practice of prophecy – has remained the most widespread form of superstition down to our own days. Even today, an intellectual is evaluated by his prophetic powers. I myself am still asked by every newspaper correspondent what the future will bring, although I have spent my long life in preaching (apparently in vain) against the fraudulent practice and still more fraudulent theory of historical prediction. (To the latter ideology I have given the somewhat unfortunate name of ‘historicism’.) 5
and philosophers from all over the world took part in Popper’s seminars, where everybody seemed at home as members of a large family who could criticize each others’ views without being on bad terms. And his lectures on logic and scientific method, which students of many nationalities attended, were the scene of a continuing educational process stirred by a creative and critical mind of unusual richness and rigour.
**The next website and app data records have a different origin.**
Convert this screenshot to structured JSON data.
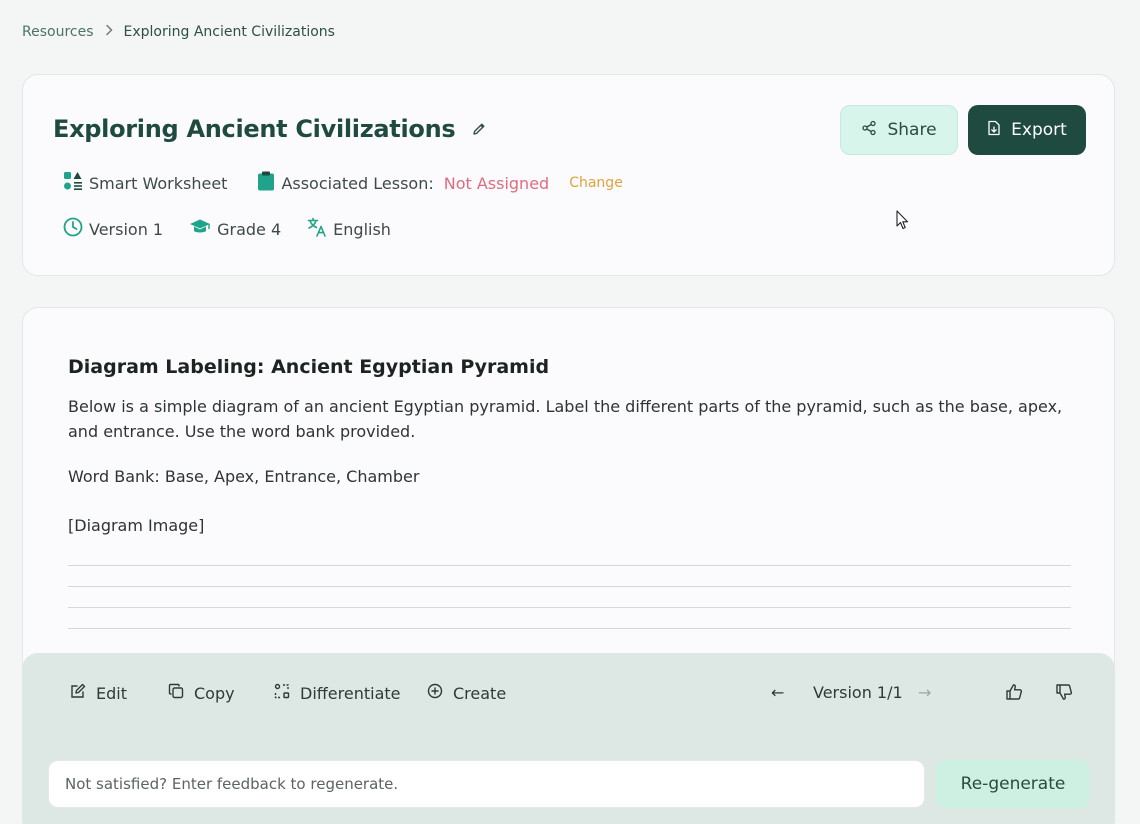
{
  "breadcrumb": {
    "parent": "Resources",
    "separator": ">",
    "current": "Exploring Ancient Civilizations"
  },
  "header": {
    "title": "Exploring Ancient Civilizations",
    "share_label": "Share",
    "export_label": "Export",
    "type_label": "Smart Worksheet",
    "lesson_label": "Associated Lesson:",
    "lesson_value": "Not Assigned",
    "change_label": "Change",
    "version_label": "Version 1",
    "grade_label": "Grade 4",
    "language_label": "English"
  },
  "content": {
    "section_title": "Diagram Labeling: Ancient Egyptian Pyramid",
    "instructions": "Below is a simple diagram of an ancient Egyptian pyramid. Label the different parts of the pyramid, such as the base, apex, and entrance. Use the word bank provided.",
    "word_bank": "Word Bank: Base, Apex, Entrance, Chamber",
    "diagram_placeholder": "[Diagram Image]"
  },
  "toolbar": {
    "edit_label": "Edit",
    "copy_label": "Copy",
    "differentiate_label": "Differentiate",
    "create_label": "Create",
    "version_nav_label": "Version 1/1",
    "prev_arrow": "←",
    "next_arrow": "→"
  },
  "feedback": {
    "placeholder": "Not satisfied? Enter feedback to regenerate.",
    "regenerate_label": "Re-generate"
  },
  "colors": {
    "primary": "#1e4a40",
    "accent_light": "#d7f5ea",
    "not_assigned": "#e06b7d",
    "change_link": "#e0a33a",
    "icon_teal": "#1fa38a"
  }
}
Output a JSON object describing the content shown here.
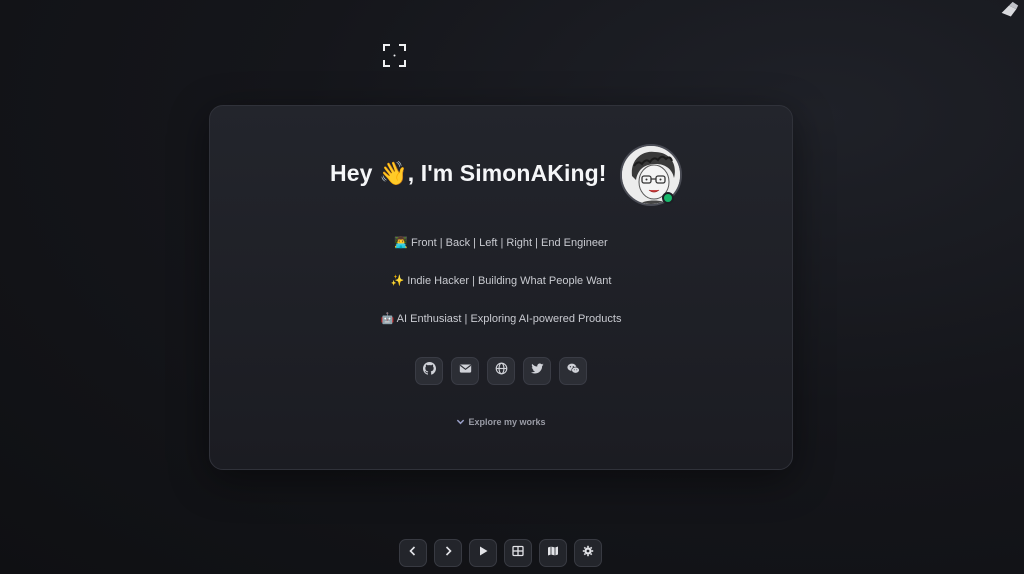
{
  "header": {
    "title": "Hey 👋, I'm SimonAKing!",
    "avatar_alt": "avatar",
    "status": "online"
  },
  "taglines": [
    "👨‍💻 Front | Back | Left | Right | End Engineer",
    "✨ Indie Hacker | Building What People Want",
    "🤖 AI Enthusiast | Exploring AI-powered Products"
  ],
  "socials": [
    {
      "name": "github",
      "icon": "github-icon"
    },
    {
      "name": "email",
      "icon": "mail-icon"
    },
    {
      "name": "website",
      "icon": "globe-icon"
    },
    {
      "name": "twitter",
      "icon": "twitter-icon"
    },
    {
      "name": "wechat",
      "icon": "wechat-icon"
    }
  ],
  "explore": {
    "label": "Explore my works",
    "icon": "chevron-down-icon"
  },
  "controls": [
    {
      "name": "previous",
      "icon": "chevron-left-icon"
    },
    {
      "name": "next",
      "icon": "chevron-right-icon"
    },
    {
      "name": "play",
      "icon": "play-icon"
    },
    {
      "name": "overview",
      "icon": "grid-icon"
    },
    {
      "name": "map",
      "icon": "map-icon"
    },
    {
      "name": "settings",
      "icon": "gear-icon"
    }
  ],
  "colors": {
    "background": "#15161b",
    "card": "#1f2127",
    "status": "#19b86b",
    "text": "#f5f6f8"
  }
}
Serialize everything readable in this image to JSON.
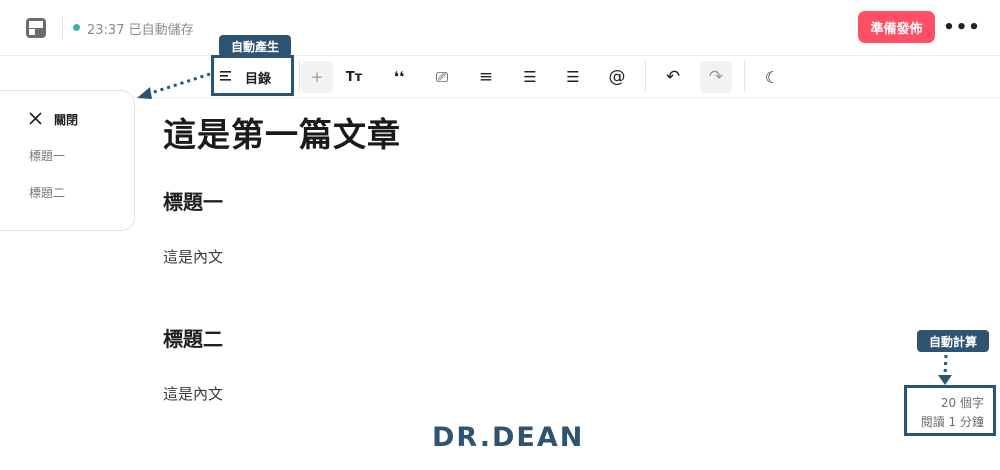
{
  "header": {
    "save_status": "23:37 已自動儲存",
    "publish_label": "準備發佈",
    "more_label": "•••",
    "status_color": "#3fb2a1",
    "accent_color": "#ff4f64"
  },
  "toolbar": {
    "toc_label": "目錄",
    "buttons": [
      {
        "icon": "plus-icon",
        "glyph": "+"
      },
      {
        "icon": "font-size-icon",
        "glyph": "Tт"
      },
      {
        "icon": "quote-icon",
        "glyph": "❛❛"
      },
      {
        "icon": "embed-icon",
        "glyph": "⎚"
      },
      {
        "icon": "align-center-icon",
        "glyph": "≡"
      },
      {
        "icon": "bullet-list-icon",
        "glyph": "☰"
      },
      {
        "icon": "numbered-list-icon",
        "glyph": "☰"
      },
      {
        "icon": "mention-icon",
        "glyph": "@"
      },
      {
        "icon": "undo-icon",
        "glyph": "↶"
      },
      {
        "icon": "redo-icon",
        "glyph": "↷"
      },
      {
        "icon": "dark-mode-icon",
        "glyph": "☾"
      }
    ]
  },
  "annotations": {
    "toc_callout": "自動產生",
    "count_callout": "自動計算",
    "callout_color": "#2f5472"
  },
  "outline": {
    "close_label": "關閉",
    "items": [
      "標題一",
      "標題二"
    ]
  },
  "document": {
    "title": "這是第一篇文章",
    "sections": [
      {
        "heading": "標題一",
        "body": "這是內文"
      },
      {
        "heading": "標題二",
        "body": "這是內文"
      }
    ]
  },
  "stats": {
    "word_count": "20 個字",
    "reading_time": "閱讀 1 分鐘"
  },
  "watermark": "DR.DEAN"
}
Through a lecture Popper could create a thrill of suspense and revelation in his
a splendidly simple and intuitively convincing proof for it. 5 TRACES? OR EVIDENCE? My proposed solution makes use of the well-established fact that a great discovery has often blinded its author like a powerful flash of light, making him believe that it explains far more than it actually does – perhaps everything.8 Parmenides’ crucial discovery of the true explanation of the phases of the Moon was a great one. It soon led to the explanation of the eclipses, and to Aristarchus’
the text, but gives a kind of commentary to it: What is, at any one time, in the much-erring sense organs’ mixture, That seems genuine knowledge to men. For they take as the same thing Man’s intellectual mind, and his sense organs’ varying nature. ‘Thought’ they call what in this muddle prevails, in each man and all. Incidentally, this fragment is usually attributed to Part 2 of the poem. I do not deny that it may have belonged there, but I think it more probable that it belonged to an
great philosophers (as Charles Kahn rightly stresses, he claims ‘absolute certainty’ for his doctrine), adopts, perhaps unconsciously, a somewhat similar attitude. For his poem is written in two parts. In the first part, the Way of Truth (or more fully, the Way of Inquiry that Alone Leads to Truth), he discloses the revelation, received from ‘the goddess’, of the real world, the world of knowledge and truth. But this is followed by a second part, the Way of Illusion (the Doxa, or the Way of